By Kim Se-jeong
Rep. Sohn Hak-kyu, chairman of the main opposition Democratic Party (DP), accused the state-funded broadcaster KBS Friday of wiretapping the party’s closed-door meeting on TV subscription charges last week.
It’s the first time DP formally pinpointed the broadcaster as the culprit behind the alleged bugging.
Speaking at a meeting of the party’s decision-making Supreme Council, Sohn said KBS should reveal the truth about the wiretapping and take proper measures to hold people involved accountable.
“We believe the firm bugged the meeting to secure information about our party’s handling of the TV subscription policy. KBS should admit that it resorted to the deplorable method of gathering information.”
According to the liberal party, no hard evidence has yet been found to support KBS’s alleged involvement in the wiretapping.
However, many liberals believe KBS reporters covering the National Assembly bugged the meeting and shared the information with the ruling party.
The DP leader also criticized some reporters of the public broadcasting company for making threatening comments against DP members who opposed increasing the subscription rate.
The ruling Grand National Party (GNP) initially sought to put a bill concerning the subscription charge to a vote last month, but failed to do so amid strong opposition from the DP.
The National Assembly’s subcommittee on culture, tourism, broadcasting and communication, which is handling the bill, was scheduled to deliberate on June 28, but the meeting was cancelled due to the DP’s protest.
The GNP has lashed out at the DP, saying it must present evidence of the bugging first before police can investigate the allegation.
The scandal erupted June 23 when Rep. Han Sun-kyo, chairman of the parliamentary subcommittee, criticized DP’s opposition to increasing the TV subscription charge during a subcommittee meeting.
Han cited comments made by some DP members at the secret party meeting. At the time, Han said if the quotes he cited were incorrect, he would take full responsibility.
The liberals first argued that the GNP bugged the meeting where Chairman Sohn and other members of the parliamentary committee discussed party strategies on the GNP’s move to raise the subscription fee.
After the DP raised the allegations, Han quickly changed his position.
“They were not exact quotes. I spoke after reading a note I received from a DP member,” Han said.

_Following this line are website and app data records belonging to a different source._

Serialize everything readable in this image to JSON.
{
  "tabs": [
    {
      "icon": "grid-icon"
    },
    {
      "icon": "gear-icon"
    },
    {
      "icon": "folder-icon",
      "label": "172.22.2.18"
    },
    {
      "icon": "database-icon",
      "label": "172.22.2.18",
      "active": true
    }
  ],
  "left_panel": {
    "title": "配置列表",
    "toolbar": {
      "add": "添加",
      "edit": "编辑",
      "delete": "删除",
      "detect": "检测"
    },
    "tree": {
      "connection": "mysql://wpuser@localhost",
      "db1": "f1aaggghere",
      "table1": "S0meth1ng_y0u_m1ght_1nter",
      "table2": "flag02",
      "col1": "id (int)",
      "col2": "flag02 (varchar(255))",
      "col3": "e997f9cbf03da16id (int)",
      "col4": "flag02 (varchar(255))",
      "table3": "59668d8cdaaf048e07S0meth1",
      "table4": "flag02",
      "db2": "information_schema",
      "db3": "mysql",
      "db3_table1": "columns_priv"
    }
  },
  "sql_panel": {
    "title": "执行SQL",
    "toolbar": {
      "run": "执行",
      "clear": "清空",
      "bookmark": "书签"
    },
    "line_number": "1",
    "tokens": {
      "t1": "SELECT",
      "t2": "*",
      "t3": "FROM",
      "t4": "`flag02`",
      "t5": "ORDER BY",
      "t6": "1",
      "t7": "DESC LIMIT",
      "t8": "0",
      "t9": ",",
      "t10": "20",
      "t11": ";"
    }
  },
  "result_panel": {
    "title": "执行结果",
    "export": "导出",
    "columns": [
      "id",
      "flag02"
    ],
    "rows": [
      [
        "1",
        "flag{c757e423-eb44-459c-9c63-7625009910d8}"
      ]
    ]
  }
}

Earlier this month, GNP lawmakers approved a bill raising the charge by 1,000 won to 3,500 won at a subcommittee meeting in the absence of DP lawmakers. That led the DP to boycott a June extraordinary parliamentary session for half a day on June 21.